Tens of thousands of measurements on 200,000 archival images were analyzed.
The Hubble telescope has detected, after the analysis of tens of thousands of measurements in 200,000 archival images, a faint ghostly glow that surrounds the Solar System. Related news How is the gigantic “magnetic tunnel” that according to a group of scientists surrounds the solar system Spaceship Lucy begins a 12-year adventure to discover the origin of the Solar System about 1 year ago The astronomers decided to investigate how black the night sky really is. To do this, they searched for any residual background glow in the sky, in an ambitious project called SKYSURF. This would be any light left over after subtracting the brightness of planets, stars, galaxies, and dust in the plane of our Solar System (called zodiacal light).
When the researchers completed this inventory, they found an extremely small excess of light, equivalent to the constant brightness of 10 fireflies spread across the entire sky. That’s like turning off all the lights in a closed room and still finding a ghostly glow coming from the walls, ceiling and floor, details Europa Press. The researchers say that one possible explanation for this residual glow is that our inner solar system contains a faint sphere of dust from comets falling into the solar system from all directions, and that the glow is sunlight reflecting off this dust. If real, this layer of dust could be a new addition to the known architecture of the solar system. This idea is reinforced by the fact that in 2021 another team of astronomers used data from NASA’s New Horizons spacecraft to also measure the sky background.

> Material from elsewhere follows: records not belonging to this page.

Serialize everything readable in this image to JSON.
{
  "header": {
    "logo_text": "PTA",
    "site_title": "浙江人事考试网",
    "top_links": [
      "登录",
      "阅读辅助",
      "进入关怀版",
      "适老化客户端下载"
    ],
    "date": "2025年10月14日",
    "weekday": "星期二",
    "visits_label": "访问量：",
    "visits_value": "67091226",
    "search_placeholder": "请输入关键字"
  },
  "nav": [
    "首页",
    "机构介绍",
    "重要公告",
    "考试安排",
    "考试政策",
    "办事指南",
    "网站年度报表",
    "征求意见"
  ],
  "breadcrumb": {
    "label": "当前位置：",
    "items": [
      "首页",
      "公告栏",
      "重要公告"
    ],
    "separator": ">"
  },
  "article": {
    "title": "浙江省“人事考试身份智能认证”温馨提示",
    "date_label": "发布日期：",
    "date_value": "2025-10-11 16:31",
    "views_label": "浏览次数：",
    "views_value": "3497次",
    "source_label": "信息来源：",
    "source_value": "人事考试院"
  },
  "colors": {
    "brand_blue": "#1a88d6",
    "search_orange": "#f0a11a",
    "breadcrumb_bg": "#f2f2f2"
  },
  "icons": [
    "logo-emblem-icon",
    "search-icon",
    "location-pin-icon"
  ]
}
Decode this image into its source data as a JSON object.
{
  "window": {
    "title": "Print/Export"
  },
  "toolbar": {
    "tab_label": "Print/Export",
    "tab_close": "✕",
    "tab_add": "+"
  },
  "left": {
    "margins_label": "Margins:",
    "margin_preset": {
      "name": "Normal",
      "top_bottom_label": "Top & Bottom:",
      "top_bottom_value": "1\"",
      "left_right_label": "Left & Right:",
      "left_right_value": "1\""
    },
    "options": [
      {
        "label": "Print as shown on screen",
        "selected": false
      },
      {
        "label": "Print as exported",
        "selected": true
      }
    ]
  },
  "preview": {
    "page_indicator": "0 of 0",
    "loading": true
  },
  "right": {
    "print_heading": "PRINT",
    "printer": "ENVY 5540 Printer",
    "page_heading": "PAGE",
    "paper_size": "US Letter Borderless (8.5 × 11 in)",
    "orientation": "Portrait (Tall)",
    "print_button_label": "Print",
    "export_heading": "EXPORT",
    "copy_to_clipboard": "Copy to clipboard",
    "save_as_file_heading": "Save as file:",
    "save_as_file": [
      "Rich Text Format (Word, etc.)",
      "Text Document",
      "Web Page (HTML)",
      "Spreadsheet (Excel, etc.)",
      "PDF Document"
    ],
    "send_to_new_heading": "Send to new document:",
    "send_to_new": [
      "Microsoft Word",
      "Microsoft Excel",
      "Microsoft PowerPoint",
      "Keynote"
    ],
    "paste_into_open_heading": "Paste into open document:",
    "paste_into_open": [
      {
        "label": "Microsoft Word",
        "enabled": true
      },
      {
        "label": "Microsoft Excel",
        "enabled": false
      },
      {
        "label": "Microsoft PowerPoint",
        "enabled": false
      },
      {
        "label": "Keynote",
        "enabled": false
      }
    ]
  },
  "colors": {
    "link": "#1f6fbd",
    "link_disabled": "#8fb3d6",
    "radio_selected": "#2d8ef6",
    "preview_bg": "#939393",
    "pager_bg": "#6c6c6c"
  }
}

New Horizons flew past Pluto in 2015 and a small Kuiper belt object in 2018, and is now heading into interstellar space. The New Horizons measurements were made at a distance of 6 to 7.5 billion kilometers from the sun. This is outside the realm of planets and asteroids where there is no contamination by interplanetary dust. New Horizons detected something slightly fainter, apparently coming from a more distant source than Hubble detected. The source of the backlight seen by New Horizons also remains unexplained. There are numerous theories ranging from the decay of dark matter to a huge invisible population of remote galaxies.
“If our analysis is correct, there is another dust component between us and the distance where New Horizons made the measurements. That means it’s some kind of extra light coming from inside our Solar System,” Tim Carleton of Arizona State University (ASU) said in a statement. “Because our measurement of residual light is higher than that of New Horizons, we think it is a local phenomenon not too far from the solar system. It may be a new element of solar system content that has been hypothesized but not quantitatively measured until now,” added Carleton.